In its heyday, the VE carried out a variety of operations, all described in this Volume, from passenger excursions and commuting, to electric and gas-electric freight service to numerous packing sheds along the line. Though owned by Southern Pacific, many aspects of operations were locally controlled until 1964. Ownership of locomotives, motor cars, cabooses, and other rolling stock is all presented here, in photographs and rosters. Some 249 photographs, most previously unpublished, and 15 maps, enrich the book.
Phil Kauke has worked many years assembling information and collecting photographs to create this history. That it is now appearing will gratify not only electric traction fans, but also enthusiasts of the Southern Pacific, as this small but vital part of the system was quite interesting in its own right. Every rail-fan who ever saw a photograph of a 44-ton locomotive lettered Visalia Electric understands that interest.

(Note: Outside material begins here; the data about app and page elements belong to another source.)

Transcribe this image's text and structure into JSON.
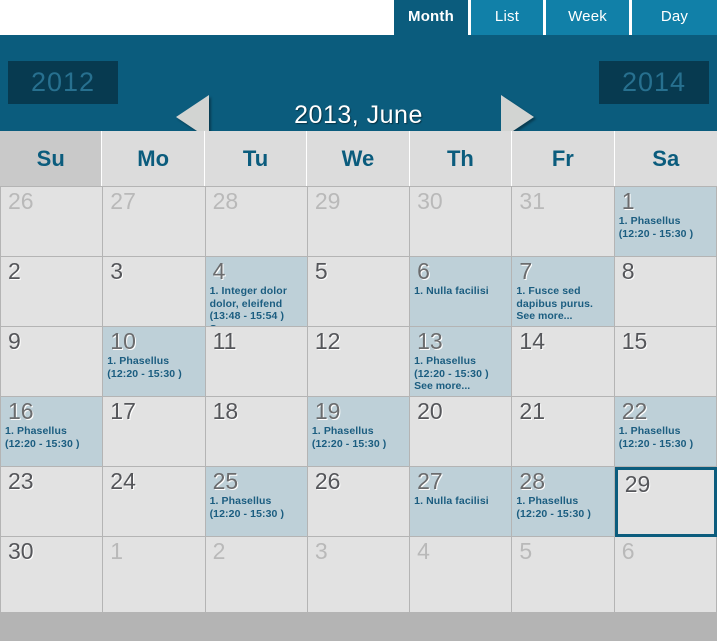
{
  "tabs": [
    {
      "label": "Month",
      "active": true
    },
    {
      "label": "List",
      "active": false
    },
    {
      "label": "Week",
      "active": false
    },
    {
      "label": "Day",
      "active": false
    }
  ],
  "header": {
    "title": "2013, June",
    "year_prev": "2012",
    "year_next": "2014",
    "prev_arrow_icon": "triangle-left-icon",
    "next_arrow_icon": "triangle-right-icon"
  },
  "weekdays": [
    "Su",
    "Mo",
    "Tu",
    "We",
    "Th",
    "Fr",
    "Sa"
  ],
  "colors": {
    "header_bg": "#0b5c7d",
    "tab_inactive_bg": "#1180a8",
    "tab_active_bg": "#0b5c7d",
    "year_btn_bg": "#073a50",
    "year_btn_text": "#27708f",
    "event_text": "#1b5d80",
    "event_day_bg": "#bed0d8",
    "day_bg": "#e2e2e2",
    "grid_line": "#b4b4b4",
    "weekday_bg": "#dcdcdc",
    "sunday_header_bg": "#c9c9c9",
    "selected_border": "#0b5c7d"
  },
  "weeks": [
    [
      {
        "day": "26",
        "month": "other",
        "events": []
      },
      {
        "day": "27",
        "month": "other",
        "events": []
      },
      {
        "day": "28",
        "month": "other",
        "events": []
      },
      {
        "day": "29",
        "month": "other",
        "events": []
      },
      {
        "day": "30",
        "month": "other",
        "events": []
      },
      {
        "day": "31",
        "month": "other",
        "events": []
      },
      {
        "day": "1",
        "month": "current",
        "events": [
          {
            "title": "1.  Phasellus",
            "time": "(12:20 - 15:30 )"
          }
        ],
        "more": null
      }
    ],
    [
      {
        "day": "2",
        "month": "current",
        "events": []
      },
      {
        "day": "3",
        "month": "current",
        "events": []
      },
      {
        "day": "4",
        "month": "current",
        "events": [
          {
            "title": "1.  Integer dolor",
            "title2": "dolor, eleifend",
            "time": "(13:48 - 15:54 )"
          }
        ],
        "more": "See more..."
      },
      {
        "day": "5",
        "month": "current",
        "events": []
      },
      {
        "day": "6",
        "month": "current",
        "events": [
          {
            "title": "1.  Nulla facilisi",
            "time": ""
          }
        ],
        "more": null
      },
      {
        "day": "7",
        "month": "current",
        "events": [
          {
            "title": "1.  Fusce sed",
            "title2": "dapibus purus.",
            "time": ""
          }
        ],
        "more": "See more..."
      },
      {
        "day": "8",
        "month": "current",
        "events": []
      }
    ],
    [
      {
        "day": "9",
        "month": "current",
        "events": []
      },
      {
        "day": "10",
        "month": "current",
        "events": [
          {
            "title": "1.  Phasellus",
            "time": "(12:20 - 15:30 )"
          }
        ],
        "more": null
      },
      {
        "day": "11",
        "month": "current",
        "events": []
      },
      {
        "day": "12",
        "month": "current",
        "events": []
      },
      {
        "day": "13",
        "month": "current",
        "events": [
          {
            "title": "1.  Phasellus",
            "time": "(12:20 - 15:30 )"
          }
        ],
        "more": "See more..."
      },
      {
        "day": "14",
        "month": "current",
        "events": []
      },
      {
        "day": "15",
        "month": "current",
        "events": []
      }
    ],
    [
      {
        "day": "16",
        "month": "current",
        "events": [
          {
            "title": "1.  Phasellus",
            "time": "(12:20 - 15:30 )"
          }
        ],
        "more": null
      },
      {
        "day": "17",
        "month": "current",
        "events": []
      },
      {
        "day": "18",
        "month": "current",
        "events": []
      },
      {
        "day": "19",
        "month": "current",
        "events": [
          {
            "title": "1.  Phasellus",
            "time": "(12:20 - 15:30 )"
          }
        ],
        "more": null
      },
      {
        "day": "20",
        "month": "current",
        "events": []
      },
      {
        "day": "21",
        "month": "current",
        "events": []
      },
      {
        "day": "22",
        "month": "current",
        "events": [
          {
            "title": "1.  Phasellus",
            "time": "(12:20 - 15:30 )"
          }
        ],
        "more": null
      }
    ],
    [
      {
        "day": "23",
        "month": "current",
        "events": []
      },
      {
        "day": "24",
        "month": "current",
        "events": []
      },
      {
        "day": "25",
        "month": "current",
        "events": [
          {
            "title": "1.  Phasellus",
            "time": "(12:20 - 15:30 )"
          }
        ],
        "more": null
      },
      {
        "day": "26",
        "month": "current",
        "events": []
      },
      {
        "day": "27",
        "month": "current",
        "events": [
          {
            "title": "1.  Nulla facilisi",
            "time": ""
          }
        ],
        "more": null
      },
      {
        "day": "28",
        "month": "current",
        "events": [
          {
            "title": "1.  Phasellus",
            "time": "(12:20 - 15:30 )"
          }
        ],
        "more": null
      },
      {
        "day": "29",
        "month": "current",
        "events": [],
        "selected": true
      }
    ],
    [
      {
        "day": "30",
        "month": "current",
        "events": []
      },
      {
        "day": "1",
        "month": "other",
        "events": []
      },
      {
        "day": "2",
        "month": "other",
        "events": []
      },
      {
        "day": "3",
        "month": "other",
        "events": []
      },
      {
        "day": "4",
        "month": "other",
        "events": []
      },
      {
        "day": "5",
        "month": "other",
        "events": []
      },
      {
        "day": "6",
        "month": "other",
        "events": []
      }
    ]
  ]
}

Table of Contents:
1. Early Railroad Developments;
2. Railway Construction Begins;
3. The Electric Railway is Energized;
4. Heyday of the Orange Grove Route;
5. Competition and the Strathmore Branch;
6. Farewell to the Orange Cars;
7. Chowchilla, San Jose & Fresno;
8. Freight Operations Under Wire;
9. A New Breed of Horses;
10. Twilight on the Orange Grove Route;
Signature Press, hardcover, 168 pages, 8.5 x 11 x .75 in., 240 photographs, 21 maps and drawings, rosters, bibliography, index.